Failing to Follow Up – Failing to follow up gives your prospects an opportunity to forget about you and your company. As a security guard sales professional you must stay top of mind with your prospects, otherwise your competition will be more than willing to take their attention. Remember your prospect is not sitting around saying “Wow I can’t wait to meet with that salesperson again”, they move onto their next task.
Not Taking the Prospect’s Point of View – Although as a salesperson you are probably very aware of your company’s offerings, you must look at how those offerings benefit the prospect. It’s a common mistake to talk about your training programs or hiring practices without translating those benefits into the customer’s language. For example you might be tempted to say “Our officers use OfficerReports daily activity report software for submitting daily activity reports”. You should go one step further and translate that into “Ms. Prospect you will never have to wait on a report, because they are always accessible on the web”.

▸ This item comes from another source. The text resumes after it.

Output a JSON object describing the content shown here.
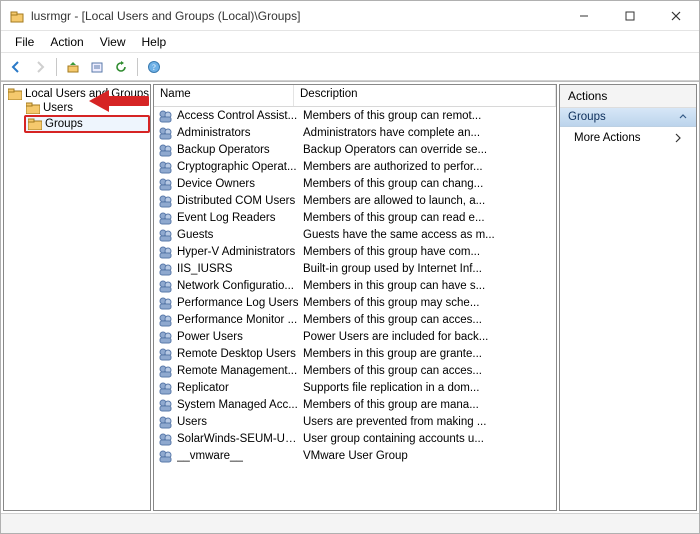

Not Taking Pride in Your Work – You must stand behind your company and services with pride. If you don’t believe in your company, then the prospect surely won’t. Chances are they have received bad service from other firms, so taking pride in your services will help assuage any apprehension. If you don’t take pride in your service and organization, you will not be successful.
Trying to Convince, Rather than Convey – As part of a security guard sales team you must realize that selling is not about getting other people to see your point of view. Rather, it is about conveying to the prospect how and why you can help solve their security related issues.
Taking Rejection Personally – As a professional responsible for security guard sales, you can not see rejection as a personal affront. Rejection is just part of the overall sales cycle, every “no” that you get puts you 1 step closer to a “yes”, perseverance pays off in abundance.
“I do not think there is any other quality so essential to success of any kind as the quality of perseverance. It overcomes almost everything, even nature”. -John D. Rockefeller
Underestimating the Importance of Prospecting – Of all the habits that your security guard sales team can develop, commitment to prospecting is most likely to ensure sales success. According to Grant Cardone the problem with closing a sale is that you always lose your best prospect. You must be laser focused on ALWAYS keep something in your pipeline, otherwise you will come to regret it.
This list is not a cure-all and will not provide you with an instant turn-around for poor security guard sales. But using this list in combination with the right focus and motivation will provide a great place to start a turn-around.
If you are responsible for security guard sales, what would you add to this list? Is there anything that you disagree with? I would love to hear your thoughts.